The other big scene that helps nudge us in the direction of caring about the stuff going on here is Unser talking to Gemma about what her options are. Unser has always been a voice of reason in this series, but it has been a long time since he’s been the voice of reason. Bobby took that mantle for a while and sometimes, even, a voice of reason did not exist. This is definitely one of those classic Unser moments, though, and Dayton Callie nails it. It’s also great to see him to some police work when he is talking with Roosevelt. Even considering how closely tied Unser is to the club, there is that glint of respect in Roosevelt’s eye when speaking with the old, retired cop. Again, the performances in these cases are the things that are doing most of the heavy lifting, but the fact that the episode’s highlights have to do with the weaker story brings some good energy into that story as we continue with it in the remaining episodes.

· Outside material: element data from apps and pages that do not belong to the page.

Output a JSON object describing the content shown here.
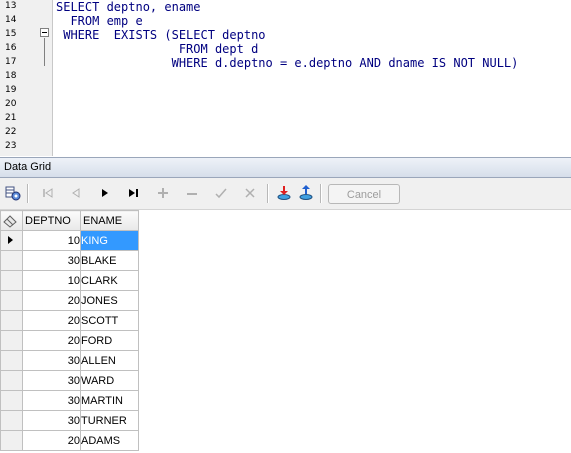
{
  "editor": {
    "lines": [
      {
        "num": "13",
        "text": "SELECT deptno, ename"
      },
      {
        "num": "14",
        "text": "  FROM emp e"
      },
      {
        "num": "15",
        "text": " WHERE  EXISTS (SELECT deptno"
      },
      {
        "num": "16",
        "text": "                 FROM dept d"
      },
      {
        "num": "17",
        "text": "                WHERE d.deptno = e.deptno AND dname IS NOT NULL)"
      },
      {
        "num": "18",
        "text": ""
      },
      {
        "num": "19",
        "text": ""
      },
      {
        "num": "20",
        "text": ""
      },
      {
        "num": "21",
        "text": ""
      },
      {
        "num": "22",
        "text": ""
      },
      {
        "num": "23",
        "text": ""
      }
    ]
  },
  "data_grid": {
    "title": "Data Grid",
    "toolbar": {
      "icons": [
        "grid-options-icon",
        "first-record-icon",
        "prior-record-icon",
        "next-record-icon",
        "last-record-icon",
        "insert-record-icon",
        "delete-record-icon",
        "post-edit-icon",
        "cancel-edit-icon",
        "export-icon",
        "import-icon"
      ],
      "cancel_label": "Cancel"
    },
    "columns": [
      "DEPTNO",
      "ENAME"
    ],
    "rows": [
      {
        "deptno": "10",
        "ename": "KING"
      },
      {
        "deptno": "30",
        "ename": "BLAKE"
      },
      {
        "deptno": "10",
        "ename": "CLARK"
      },
      {
        "deptno": "20",
        "ename": "JONES"
      },
      {
        "deptno": "20",
        "ename": "SCOTT"
      },
      {
        "deptno": "20",
        "ename": "FORD"
      },
      {
        "deptno": "30",
        "ename": "ALLEN"
      },
      {
        "deptno": "30",
        "ename": "WARD"
      },
      {
        "deptno": "30",
        "ename": "MARTIN"
      },
      {
        "deptno": "30",
        "ename": "TURNER"
      },
      {
        "deptno": "20",
        "ename": "ADAMS"
      }
    ],
    "colors": {
      "selection": "#3399ff",
      "grid_line": "#c0c0c0",
      "export_arrow": "#e02020",
      "import_arrow": "#2060d0"
    }
  }
}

Meanwhile, Nero throws himself under the bus to save CCH Pounder from going full postal on the Sons. It’s pretty safe to say that Nero has been one of the best and most interesting characters on this show since he hopped on, and he continues to show how much of a good guy he is (in the context of this series and its moral compass) by tying the school shooting to only himself. Just based on who has died so far this season and the erratic nature of the serialization, it’s hard to say how the last five episodes are going to go down. Luckily, being able to anticipate that kind of stuff is not a concern here, since Sons is almost always too predictable. I’ll be surprised, though, if we don’t see another death – maybe a major one – coming up soon.

– Sean Colletti